These obligations now settle in euros, but the end game is to settle them in gold. This is so ripe for speculative manipulation that you might as well cover the U.S. map with a bull's-eye.
Credit default swaps are not insurance. If you buy fire insurance on your home, you must own the house. If you buy credit protection on the United States, however, you do not need to own U.S. Treasury bonds. If your protection gains value after you buy it -- not because the U.S. defaults, but because of market mood changes -- you can resell that protection and make a profit.
Lower credit risk means a lower price for protection. Zero implies zero risk. The higher the basis points, the higher the implied risk. When U.S. credit default swaps were first introduced, the price of protection was around two basis points. According to Bloomberg, the price for five-year protection was around 38 basis points on Friday. But the price in the over-the-counter market -- where this stuff actually trades -- was almost double or around 75 basis points.
Since most traders in U.S. credit default swaps don't think the U.S. will default any time soon, why are they trading U.S. credit default swaps? They are speculating on price movements the way a day trader buys and sells stocks to speculate on stock price movements.
Volume in U.S. credit default swaps is relatively small, but it can explode rapidly, just as volume expanded rapidly for credit default swaps on mortgage debt in 2006 and 2007.
Speculators Want U.S. CDS Payoffs in Gold

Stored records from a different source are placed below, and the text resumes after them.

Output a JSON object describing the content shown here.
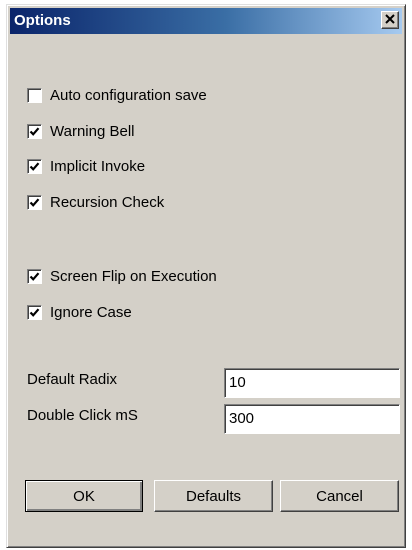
{
  "dialog": {
    "title": "Options",
    "close_icon": "close-icon"
  },
  "checkboxes": {
    "auto_config_save": {
      "label": "Auto configuration save",
      "checked": false
    },
    "warning_bell": {
      "label": "Warning Bell",
      "checked": true
    },
    "implicit_invoke": {
      "label": "Implicit Invoke",
      "checked": true
    },
    "recursion_check": {
      "label": "Recursion Check",
      "checked": true
    },
    "screen_flip": {
      "label": "Screen Flip on Execution",
      "checked": true
    },
    "ignore_case": {
      "label": "Ignore Case",
      "checked": true
    }
  },
  "fields": {
    "default_radix": {
      "label": "Default Radix",
      "value": "10"
    },
    "double_click": {
      "label": "Double Click mS",
      "value": "300"
    }
  },
  "buttons": {
    "ok": "OK",
    "defaults": "Defaults",
    "cancel": "Cancel"
  }
}
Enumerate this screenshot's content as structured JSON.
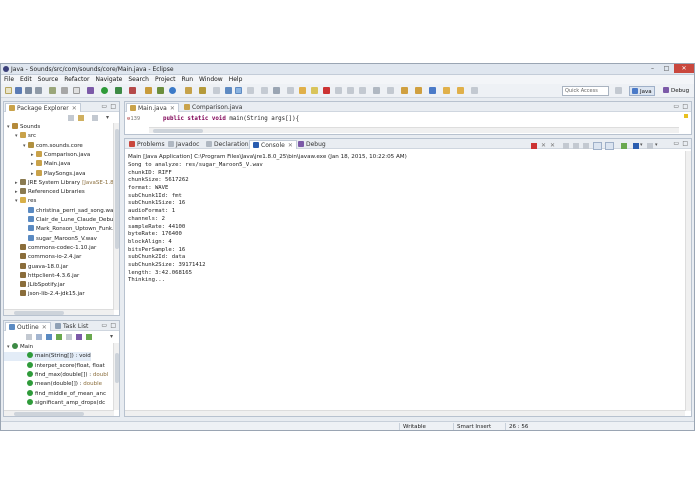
{
  "window": {
    "title": "Java - Sounds/src/com/sounds/core/Main.java - Eclipse"
  },
  "menu": [
    "File",
    "Edit",
    "Source",
    "Refactor",
    "Navigate",
    "Search",
    "Project",
    "Run",
    "Window",
    "Help"
  ],
  "toolbar": {
    "quick_access_placeholder": "Quick Access",
    "perspective_java": "Java",
    "perspective_debug": "Debug"
  },
  "package_explorer": {
    "tab_label": "Package Explorer",
    "tree": [
      {
        "label": "Sounds",
        "depth": 0,
        "twisty": "▾",
        "icon": "project-icon"
      },
      {
        "label": "src",
        "depth": 1,
        "twisty": "▾",
        "icon": "source-folder-icon"
      },
      {
        "label": "com.sounds.core",
        "depth": 2,
        "twisty": "▾",
        "icon": "package-icon"
      },
      {
        "label": "Comparison.java",
        "depth": 3,
        "twisty": "▸",
        "icon": "java-file-icon"
      },
      {
        "label": "Main.java",
        "depth": 3,
        "twisty": "▸",
        "icon": "java-file-icon"
      },
      {
        "label": "PlaySongs.java",
        "depth": 3,
        "twisty": "▸",
        "icon": "java-file-icon"
      },
      {
        "label": "JRE System Library",
        "suffix": "[JavaSE-1.8]",
        "depth": 1,
        "twisty": "▸",
        "icon": "library-icon"
      },
      {
        "label": "Referenced Libraries",
        "depth": 1,
        "twisty": "▸",
        "icon": "library-icon"
      },
      {
        "label": "res",
        "depth": 1,
        "twisty": "▾",
        "icon": "folder-icon"
      },
      {
        "label": "christina_perri_sad_song.wav",
        "depth": 2,
        "twisty": "",
        "icon": "file-icon"
      },
      {
        "label": "Clair_de_Lune_Claude_Debussy.wav",
        "depth": 2,
        "twisty": "",
        "icon": "file-icon"
      },
      {
        "label": "Mark_Ronson_Uptown_Funk.wav",
        "depth": 2,
        "twisty": "",
        "icon": "file-icon"
      },
      {
        "label": "sugar_Maroon5_V.wav",
        "depth": 2,
        "twisty": "",
        "icon": "file-icon"
      },
      {
        "label": "commons-codec-1.10.jar",
        "depth": 1,
        "twisty": "",
        "icon": "jar-icon"
      },
      {
        "label": "commons-io-2.4.jar",
        "depth": 1,
        "twisty": "",
        "icon": "jar-icon"
      },
      {
        "label": "guava-18.0.jar",
        "depth": 1,
        "twisty": "",
        "icon": "jar-icon"
      },
      {
        "label": "httpclient-4.3.6.jar",
        "depth": 1,
        "twisty": "",
        "icon": "jar-icon"
      },
      {
        "label": "JLibSpotify.jar",
        "depth": 1,
        "twisty": "",
        "icon": "jar-icon"
      },
      {
        "label": "json-lib-2.4-jdk15.jar",
        "depth": 1,
        "twisty": "",
        "icon": "jar-icon"
      }
    ]
  },
  "outline": {
    "tabs": [
      "Outline",
      "Task List"
    ],
    "items": [
      {
        "label": "Main",
        "type": "",
        "depth": 0,
        "icon": "class-icon"
      },
      {
        "label": "main(String[]) : void",
        "type": "",
        "depth": 1,
        "icon": "method-icon"
      },
      {
        "label": "interpet_score(float, float",
        "type": "",
        "depth": 1,
        "icon": "method-icon"
      },
      {
        "label": "find_max(double[]) : ",
        "type": "doubl",
        "depth": 1,
        "icon": "method-icon"
      },
      {
        "label": "mean(double[]) : ",
        "type": "double",
        "depth": 1,
        "icon": "method-icon"
      },
      {
        "label": "find_middle_of_mean_anc",
        "type": "",
        "depth": 1,
        "icon": "method-icon"
      },
      {
        "label": "significant_amp_drops(dc",
        "type": "",
        "depth": 1,
        "icon": "method-icon"
      }
    ]
  },
  "editor": {
    "tabs": [
      "Main.java",
      "Comparison.java"
    ],
    "line_number": "139",
    "code_keywords": "public static void",
    "code_rest": " main(String args[]){"
  },
  "console": {
    "tabs": [
      "Problems",
      "Javadoc",
      "Declaration",
      "Console",
      "Debug"
    ],
    "header": "Main [Java Application] C:\\Program Files\\Java\\jre1.8.0_25\\bin\\javaw.exe (Jan 18, 2015, 10:22:05 AM)",
    "lines": [
      "Song to analyze: res/sugar_Maroon5_V.wav",
      "chunkID: RIFF",
      "chunkSize: 5617262",
      "format: WAVE",
      "subChunk1Id: fmt",
      "subChunk1Size: 16",
      "audioFormat: 1",
      "channels: 2",
      "sampleRate: 44100",
      "byteRate: 176400",
      "blockAlign: 4",
      "bitsPerSample: 16",
      "subChunk2Id: data",
      "subChunk2Size: 39171412",
      "length: 3:42.068165",
      "Thinking..."
    ]
  },
  "status": {
    "writable": "Writable",
    "insert_mode": "Smart Insert",
    "position": "26 : 56"
  },
  "colors": {
    "keyword": "#7f0055",
    "accent": "#2a5db0",
    "suffix": "#8a6d3b"
  }
}
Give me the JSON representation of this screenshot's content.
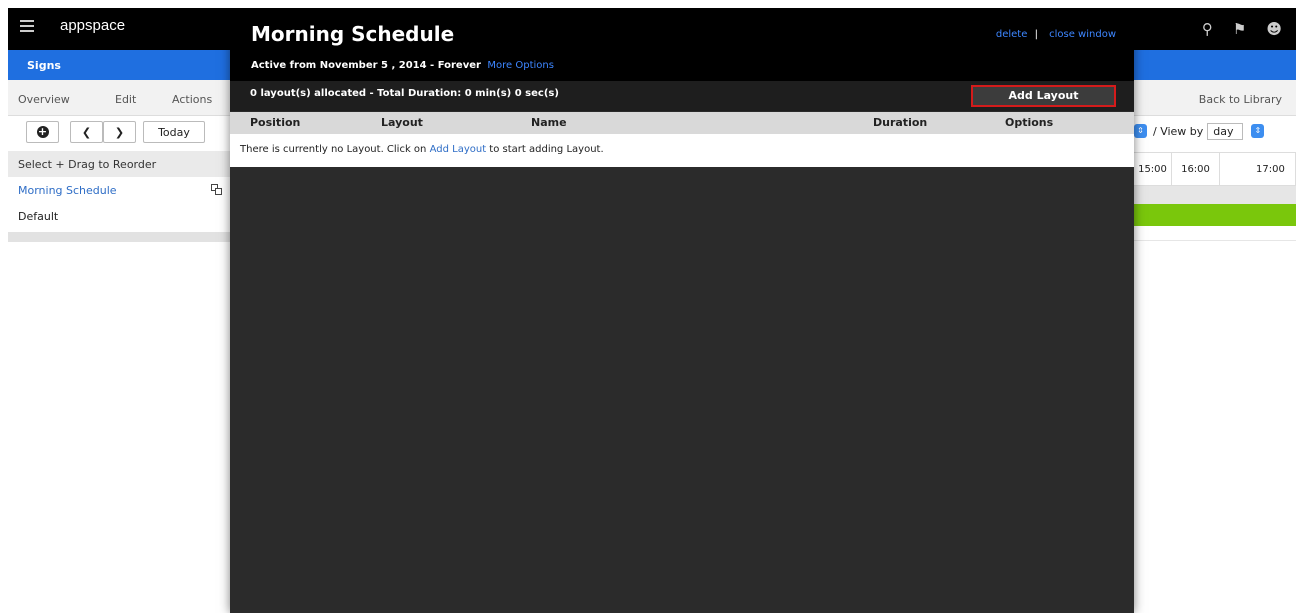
{
  "app": {
    "brand": "appspace",
    "section": "Signs"
  },
  "left_panel": {
    "tabs": [
      "Overview",
      "Edit",
      "Actions"
    ],
    "today_label": "Today",
    "reorder_hint": "Select + Drag to Reorder",
    "schedules": [
      "Morning Schedule",
      "Default"
    ]
  },
  "right_panel": {
    "back_label": "Back to Library",
    "view_by_label": "/ View by",
    "view_by_value": "day",
    "times": [
      "15:00",
      "16:00",
      "17:00"
    ]
  },
  "modal": {
    "title": "Morning Schedule",
    "active_text": "Active from November 5 , 2014 - Forever",
    "more_options": "More Options",
    "delete_label": "delete",
    "separator": "|",
    "close_label": "close window",
    "allocated_text": "0 layout(s) allocated - Total Duration: 0 min(s) 0 sec(s)",
    "add_layout_button": "Add Layout",
    "columns": [
      "Position",
      "Layout",
      "Name",
      "Duration",
      "Options"
    ],
    "empty_before": "There is currently no Layout. Click on ",
    "empty_link": "Add Layout",
    "empty_after": " to start adding Layout."
  },
  "colors": {
    "top_bar": "#000000",
    "signs_bar": "#1f6fe0",
    "link": "#3d86ff",
    "highlight_border": "#d41b1b",
    "timeline_green": "#7ac70c"
  }
}
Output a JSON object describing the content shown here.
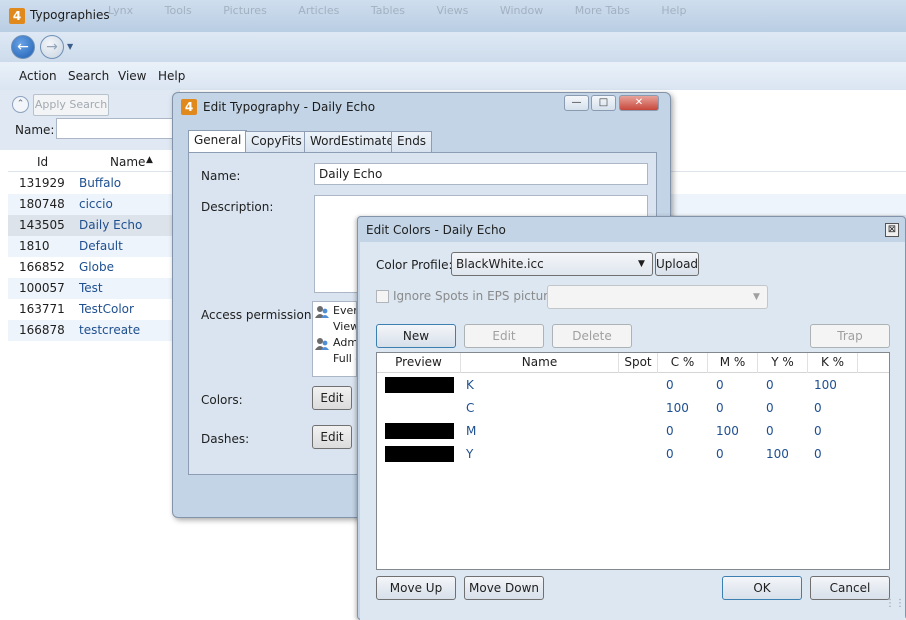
{
  "main_window": {
    "title": "Typographies",
    "app_icon_glyph": "4",
    "background_menu": [
      "Lynx",
      "Tools",
      "Pictures",
      "Articles",
      "Tables",
      "Views",
      "Window",
      "More Tabs",
      "Help"
    ]
  },
  "nav": {
    "back_icon": "back-arrow-icon",
    "forward_icon": "forward-arrow-icon"
  },
  "menubar": [
    "Action",
    "Search",
    "View",
    "Help"
  ],
  "search_panel": {
    "apply_search_label": "Apply Search",
    "name_label": "Name:",
    "name_value": ""
  },
  "typographies_grid": {
    "columns": [
      "Id",
      "Name"
    ],
    "sort_indicator": "▲",
    "rows": [
      {
        "id": "131929",
        "name": "Buffalo"
      },
      {
        "id": "180748",
        "name": "ciccio"
      },
      {
        "id": "143505",
        "name": "Daily Echo"
      },
      {
        "id": "1810",
        "name": "Default"
      },
      {
        "id": "166852",
        "name": "Globe"
      },
      {
        "id": "100057",
        "name": "Test"
      },
      {
        "id": "163771",
        "name": "TestColor"
      },
      {
        "id": "166878",
        "name": "testcreate"
      }
    ],
    "selected_index": 2
  },
  "edit_typography": {
    "title": "Edit Typography - Daily Echo",
    "tabs": [
      "General",
      "CopyFits",
      "WordEstimate",
      "Ends"
    ],
    "active_tab": "General",
    "name_label": "Name:",
    "name_value": "Daily Echo",
    "description_label": "Description:",
    "description_value": "",
    "access_label": "Access permissions:",
    "permissions": [
      {
        "line1": "Every",
        "line2": "View"
      },
      {
        "line1": "Adm",
        "line2": "Full c"
      }
    ],
    "colors_label": "Colors:",
    "dashes_label": "Dashes:",
    "edit_label": "Edit"
  },
  "edit_colors": {
    "title": "Edit Colors - Daily Echo",
    "close_glyph": "⊠",
    "color_profile_label": "Color Profile:",
    "color_profile_value": "BlackWhite.icc",
    "upload_label": "Upload",
    "ignore_spots_label": "Ignore Spots in EPS pictures",
    "ignore_spots_checked": false,
    "buttons": {
      "new": "New",
      "edit": "Edit",
      "delete": "Delete",
      "trap": "Trap"
    },
    "table_columns": [
      "Preview",
      "Name",
      "Spot",
      "C %",
      "M %",
      "Y %",
      "K %"
    ],
    "colors": [
      {
        "has_swatch": true,
        "name": "K",
        "spot": "",
        "c": "0",
        "m": "0",
        "y": "0",
        "k": "100"
      },
      {
        "has_swatch": false,
        "name": "C",
        "spot": "",
        "c": "100",
        "m": "0",
        "y": "0",
        "k": "0"
      },
      {
        "has_swatch": true,
        "name": "M",
        "spot": "",
        "c": "0",
        "m": "100",
        "y": "0",
        "k": "0"
      },
      {
        "has_swatch": true,
        "name": "Y",
        "spot": "",
        "c": "0",
        "m": "0",
        "y": "100",
        "k": "0"
      }
    ],
    "move_up_label": "Move Up",
    "move_down_label": "Move Down",
    "ok_label": "OK",
    "cancel_label": "Cancel"
  }
}
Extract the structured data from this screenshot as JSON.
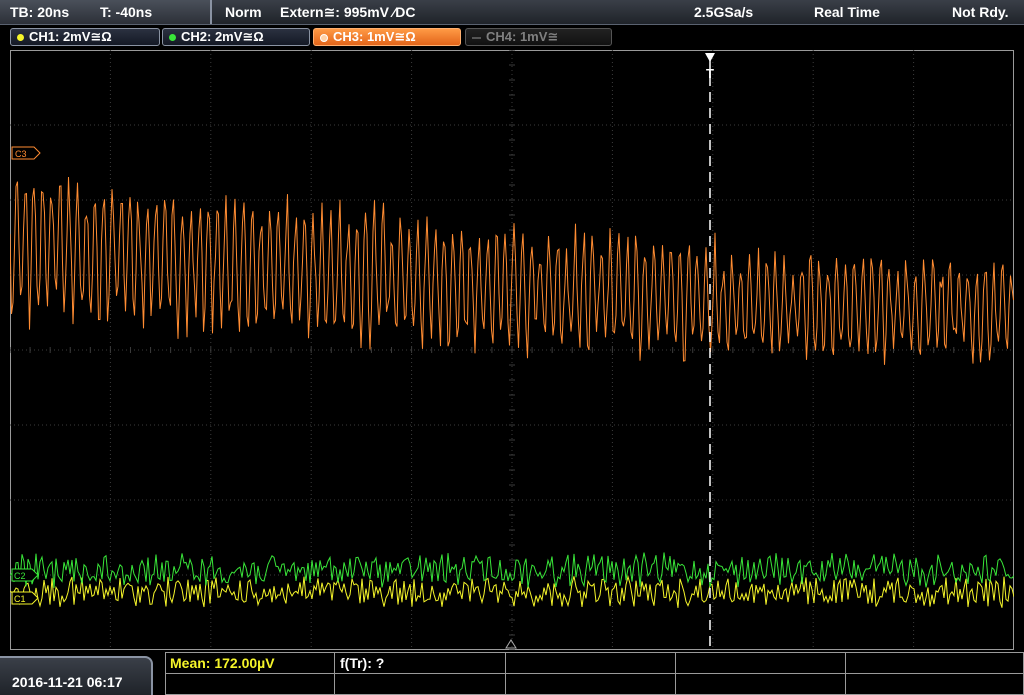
{
  "topbar": {
    "timebase": "TB: 20ns",
    "trigger_time": "T: -40ns",
    "mode": "Norm",
    "trigger_source": "Extern≅: 995mV ⁄DC",
    "sample_rate": "2.5GSa/s",
    "acq_mode": "Real Time",
    "status": "Not Rdy."
  },
  "channels": [
    {
      "label": "CH1: 2mV≅Ω",
      "color": "#f5f52a",
      "state": "on"
    },
    {
      "label": "CH2: 2mV≅Ω",
      "color": "#39e639",
      "state": "on"
    },
    {
      "label": "CH3: 1mV≅Ω",
      "color": "#ff8c32",
      "state": "active"
    },
    {
      "label": "CH4: 1mV≅",
      "color": "#808080",
      "state": "off"
    }
  ],
  "markers": {
    "c3": "C3",
    "c2": "C2",
    "c1": "C1",
    "trigger": "T"
  },
  "bottom": {
    "datetime": "2016-11-21 06:17",
    "mean_label": "Mean: 172.00µV",
    "freq_label": "f(Tr): ?"
  },
  "colors": {
    "ch1": "#f5f52a",
    "ch2": "#39e639",
    "ch3": "#ff8c32",
    "grid": "#3c3c3c",
    "frame": "#9a9a9a"
  }
}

Remember AIG? When prices moved against AIG on its credit default swap contracts, AIG owed cash (collateral) to its trading partners. AIG paid billions of dollars and owed billions more when U.S. taxpayers bailed it out in September 2008.